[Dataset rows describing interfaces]

____________________

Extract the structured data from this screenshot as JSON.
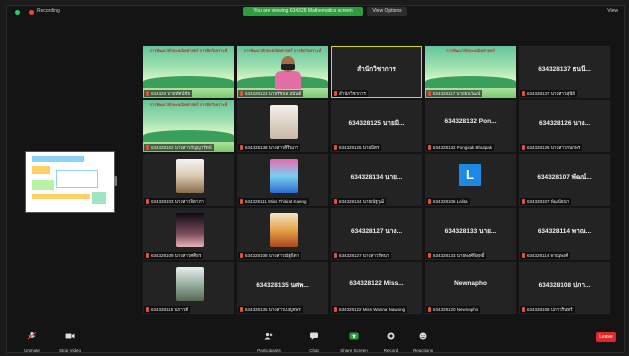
{
  "topbar": {
    "status_label": "Recording",
    "share_banner": "You are viewing 634328 Mathematics screen",
    "view_options": "View Options",
    "view_button": "View"
  },
  "tiles": [
    {
      "kind": "ppt",
      "slide": "การพัฒนาทักษะคณิตศาสตร์ การคิดวิเคราะห์",
      "label": "634328 นายทัศน์ชัย"
    },
    {
      "kind": "ppt-person",
      "slide": "การพัฒนาทักษะคณิตศาสตร์ การคิดวิเคราะห์",
      "label": "634328123 นายรัชพล อนันต์"
    },
    {
      "kind": "name-active",
      "name": "สำนักวิชาการ",
      "label": "สำนักวิชาการ"
    },
    {
      "kind": "ppt",
      "slide": "การพัฒนาทักษะคณิตศาสตร์",
      "label": "634328117 นายธนวัฒน์"
    },
    {
      "kind": "name",
      "name": "634328137 ธนนี...",
      "label": "634328137 นางสาวสุนีย์"
    },
    {
      "kind": "ppt",
      "slide": "การพัฒนาทักษะคณิตศาสตร์ การคิดวิเคราะห์",
      "label": "634328102 นางสาวกัญญารัตน์"
    },
    {
      "kind": "cat",
      "label": "634328138 นางสาวศิรินภา"
    },
    {
      "kind": "name",
      "name": "634328125 นายมิ...",
      "label": "634328125 นายมิตร"
    },
    {
      "kind": "name",
      "name": "634328132 Pon...",
      "label": "634328132 Pongsak Bhutpak"
    },
    {
      "kind": "name",
      "name": "634328126 นาง...",
      "label": "634328126 นางสาวกนกพร"
    },
    {
      "kind": "photo-a",
      "label": "634328103 นางสาวจิดาภา"
    },
    {
      "kind": "photo-b",
      "label": "634328111 Miss Thitirat Kaeng"
    },
    {
      "kind": "name",
      "name": "634328134 นาย...",
      "label": "634328134 นายณัฐวุฒิ"
    },
    {
      "kind": "L",
      "label": "634328106 Lalita"
    },
    {
      "kind": "name",
      "name": "634328107 พัฒน์...",
      "label": "634328107 พัฒน์ธนา"
    },
    {
      "kind": "photo-c",
      "label": "634328109 นางสาวศศิธร"
    },
    {
      "kind": "photo-d",
      "label": "634328108 นางสาวณัฐธิดา"
    },
    {
      "kind": "name",
      "name": "634328127 นาง...",
      "label": "634328127 นางสาวรัตนา"
    },
    {
      "kind": "name",
      "name": "634328133 นาย...",
      "label": "634328133 นายพงศ์พิสุทธิ์"
    },
    {
      "kind": "name",
      "name": "634328114 พาณ...",
      "label": "634328114 พาณุพงศ์"
    },
    {
      "kind": "photo-e",
      "label": "634328115 ปภาวดี"
    },
    {
      "kind": "name",
      "name": "634328135 นศพ...",
      "label": "634328135 นางสาวเบญจพร"
    },
    {
      "kind": "name",
      "name": "634328122 Miss...",
      "label": "634328122 Miss Wanna Nawong"
    },
    {
      "kind": "name",
      "name": "Newnapho",
      "label": "634328120 Newnapho"
    },
    {
      "kind": "name",
      "name": "634328108 ปภา...",
      "label": "634328108 ปภาวรินทร์"
    }
  ],
  "toolbar": {
    "unmute": "Unmute",
    "start_video": "Stop Video",
    "participants": "Participants",
    "participants_count": "28",
    "chat": "Chat",
    "share_screen": "Share Screen",
    "record": "Record",
    "reactions": "Reactions",
    "end": "Leave"
  },
  "colors": {
    "share_green": "#2e9d3f",
    "end_red": "#e02828",
    "active_outline": "#d4d60f"
  }
}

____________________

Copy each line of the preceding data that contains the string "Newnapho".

      "name": "Newnapho",
      "label": "634328120 Newnapho"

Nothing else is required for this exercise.